When Rice states, “If our goal is to increase farmer income, and we do that by raising price in such a way that we kill demand, then the impact will be negative….And that’s what we were told very directly from the vast majority of the companies that we interviewed.” – This is exactly what the CEO of a corporation would say when responding to protecting the interests of its shareholders, but his shareholders are NOT the cooperatives or smallholder producers providing the goods. He quite blatantly stated, “the vast majority of the companies” were the driving force behind his decision making process. This is quite the opposite when looking at Fairtrade International, where their stakeholders are actually cooperatives and smallholder producers.

The double-speak which is being presented to justify price-freezing is a classic move to protect their own existence. I’m not too surprised that Rice decided to demonstrate this price freezing by interviewing companies rather than smallholder producers and cooperatives Fair Trade USA claims to be “helping”.. This is going to be a PR nightmare for Fair Trade USA , while at the same time, very damaging to Fairtrade International because the volumes which these roasters and corporations how are simply buying blanketed “Fair Trade” coffee off an offering sheet will likely end up buying the cheaper Fair Trade USA certification version because roasting businesses will naturally seek the more affordable pricing, especially if the quality of the value proposition is the same (aka , in this case, Fair Trade was traditionally just Fair Trade, but now, they have drastically different standards).

So now, it appears that Fairtrade International and Fair Trade USA are not even close to being the same.

One is fighting for cooperatives to achieve higher prices, and the other is fighting for corporations to maintain lower prices.

Charles Wetaka

I think the definition of fair trading should not be confused, demand, quality verses sustainable income must be well looked when defining FAIR TRADE. but the mistake which are always miss led the international policy implementers or stake holders is that they neglect the views of the producers and only base on views of traders which is very difficult to get proper defination of the word in common.

The producer is the manufacturer of the product. Without a small farmer we shall not have the coffee. Which means the producer is the first person or first stage in coffee trading industry. The question would be what is the cost of producing 1kg of green coffee beans from the farm to the warehouse before it is exported? What is the quality?’ It’s sustainability? Is there a living incomes among the producers? Basing on the price we are giving is the producer trading?.

I believe when some of you are arguing, you don’t look at the above but that is the major point. Becuase if the producer is trading he or she will automatically take in consideration of climate and environmental impact as he or she is looking at the sustainable business relationship and conteneouse productions. Genda and other sorts will not be an issue Becuase there revenue.

So come back to my point , The U.S. position on fair trade premiums is based on traders perception which doesn’t address the producers problem and it doesn’t define the true meaning of Fair Trading as farmers are not meeting their break even point in that business.
Giving an example of the vehicle manufacturers in Japan, it is the manufacturer of the vehicle to put the price targ becuase he or she knows the cost of production of the care it is not client’s. What a client or consumer puts in consideration is its quality.

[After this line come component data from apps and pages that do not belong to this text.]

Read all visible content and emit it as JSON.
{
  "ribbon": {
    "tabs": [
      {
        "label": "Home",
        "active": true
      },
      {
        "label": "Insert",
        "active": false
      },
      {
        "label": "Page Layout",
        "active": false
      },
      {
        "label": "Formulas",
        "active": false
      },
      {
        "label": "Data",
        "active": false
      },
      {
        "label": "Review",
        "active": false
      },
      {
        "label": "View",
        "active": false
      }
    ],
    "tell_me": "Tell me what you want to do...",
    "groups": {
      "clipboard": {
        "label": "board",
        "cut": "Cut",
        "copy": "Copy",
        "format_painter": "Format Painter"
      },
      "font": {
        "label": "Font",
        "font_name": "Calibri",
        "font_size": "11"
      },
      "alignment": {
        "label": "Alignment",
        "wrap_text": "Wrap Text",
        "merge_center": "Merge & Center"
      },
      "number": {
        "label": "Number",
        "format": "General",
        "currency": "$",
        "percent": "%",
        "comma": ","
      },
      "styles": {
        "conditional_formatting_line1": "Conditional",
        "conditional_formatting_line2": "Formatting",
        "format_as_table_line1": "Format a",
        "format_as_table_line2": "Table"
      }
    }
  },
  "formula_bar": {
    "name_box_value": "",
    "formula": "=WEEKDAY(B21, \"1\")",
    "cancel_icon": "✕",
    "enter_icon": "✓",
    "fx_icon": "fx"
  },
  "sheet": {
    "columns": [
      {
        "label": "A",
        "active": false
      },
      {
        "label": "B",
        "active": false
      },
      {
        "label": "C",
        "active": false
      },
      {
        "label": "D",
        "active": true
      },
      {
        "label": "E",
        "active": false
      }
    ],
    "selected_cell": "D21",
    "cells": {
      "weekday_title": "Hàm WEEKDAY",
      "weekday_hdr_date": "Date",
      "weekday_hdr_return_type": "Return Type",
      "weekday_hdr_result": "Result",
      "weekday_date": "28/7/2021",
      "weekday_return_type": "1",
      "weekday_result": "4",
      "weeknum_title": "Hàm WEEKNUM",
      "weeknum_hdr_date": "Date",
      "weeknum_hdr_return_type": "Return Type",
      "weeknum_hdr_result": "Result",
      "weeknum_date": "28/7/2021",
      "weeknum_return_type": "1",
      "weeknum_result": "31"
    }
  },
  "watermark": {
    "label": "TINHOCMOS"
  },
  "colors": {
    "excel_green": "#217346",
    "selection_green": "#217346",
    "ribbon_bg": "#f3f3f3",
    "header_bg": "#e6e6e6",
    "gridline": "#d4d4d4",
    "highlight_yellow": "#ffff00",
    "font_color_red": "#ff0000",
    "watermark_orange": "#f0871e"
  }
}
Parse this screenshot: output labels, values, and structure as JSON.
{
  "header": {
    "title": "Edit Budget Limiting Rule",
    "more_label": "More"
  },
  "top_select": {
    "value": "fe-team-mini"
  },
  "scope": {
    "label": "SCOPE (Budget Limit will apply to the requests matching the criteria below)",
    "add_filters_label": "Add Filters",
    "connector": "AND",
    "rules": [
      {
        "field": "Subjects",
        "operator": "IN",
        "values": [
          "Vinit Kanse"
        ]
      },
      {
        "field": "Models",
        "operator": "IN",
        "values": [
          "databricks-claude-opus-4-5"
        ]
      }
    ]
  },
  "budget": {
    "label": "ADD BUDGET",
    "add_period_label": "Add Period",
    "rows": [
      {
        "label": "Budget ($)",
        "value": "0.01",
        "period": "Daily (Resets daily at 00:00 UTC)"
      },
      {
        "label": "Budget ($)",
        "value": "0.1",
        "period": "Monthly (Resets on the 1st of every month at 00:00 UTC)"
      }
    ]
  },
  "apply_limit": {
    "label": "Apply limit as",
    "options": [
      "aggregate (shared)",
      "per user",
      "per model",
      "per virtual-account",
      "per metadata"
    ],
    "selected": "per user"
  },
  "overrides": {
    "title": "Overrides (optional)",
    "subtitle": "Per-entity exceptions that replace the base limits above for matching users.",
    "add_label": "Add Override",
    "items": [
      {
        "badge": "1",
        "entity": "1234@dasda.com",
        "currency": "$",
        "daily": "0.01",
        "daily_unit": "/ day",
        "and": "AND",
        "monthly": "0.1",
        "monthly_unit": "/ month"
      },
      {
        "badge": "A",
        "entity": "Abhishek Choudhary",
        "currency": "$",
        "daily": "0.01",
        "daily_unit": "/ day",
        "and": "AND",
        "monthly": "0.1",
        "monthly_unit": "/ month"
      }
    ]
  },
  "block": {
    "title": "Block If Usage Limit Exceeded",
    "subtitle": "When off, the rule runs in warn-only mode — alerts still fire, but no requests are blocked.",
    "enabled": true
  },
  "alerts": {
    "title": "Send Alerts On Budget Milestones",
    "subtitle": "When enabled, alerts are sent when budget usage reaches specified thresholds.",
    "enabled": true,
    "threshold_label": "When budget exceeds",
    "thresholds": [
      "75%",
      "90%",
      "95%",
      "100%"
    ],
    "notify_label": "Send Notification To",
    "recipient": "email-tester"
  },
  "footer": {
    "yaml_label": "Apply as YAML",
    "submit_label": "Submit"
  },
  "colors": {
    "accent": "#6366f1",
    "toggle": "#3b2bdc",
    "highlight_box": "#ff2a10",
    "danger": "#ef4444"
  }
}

Why is it in coffee trading industry is a consumer who want to set the price targ.

It would have been very important for fair trade foundation to put more effort on the factors that influence the coffee prices and remiums to a nable us meet the living income ad we sale coffee above the break even point in that business relationship such that things like environment, Natural resource conservation and soil managment for sustainable social economic transformation is automatically influenced as we need to protect our crop.

Comments are closed.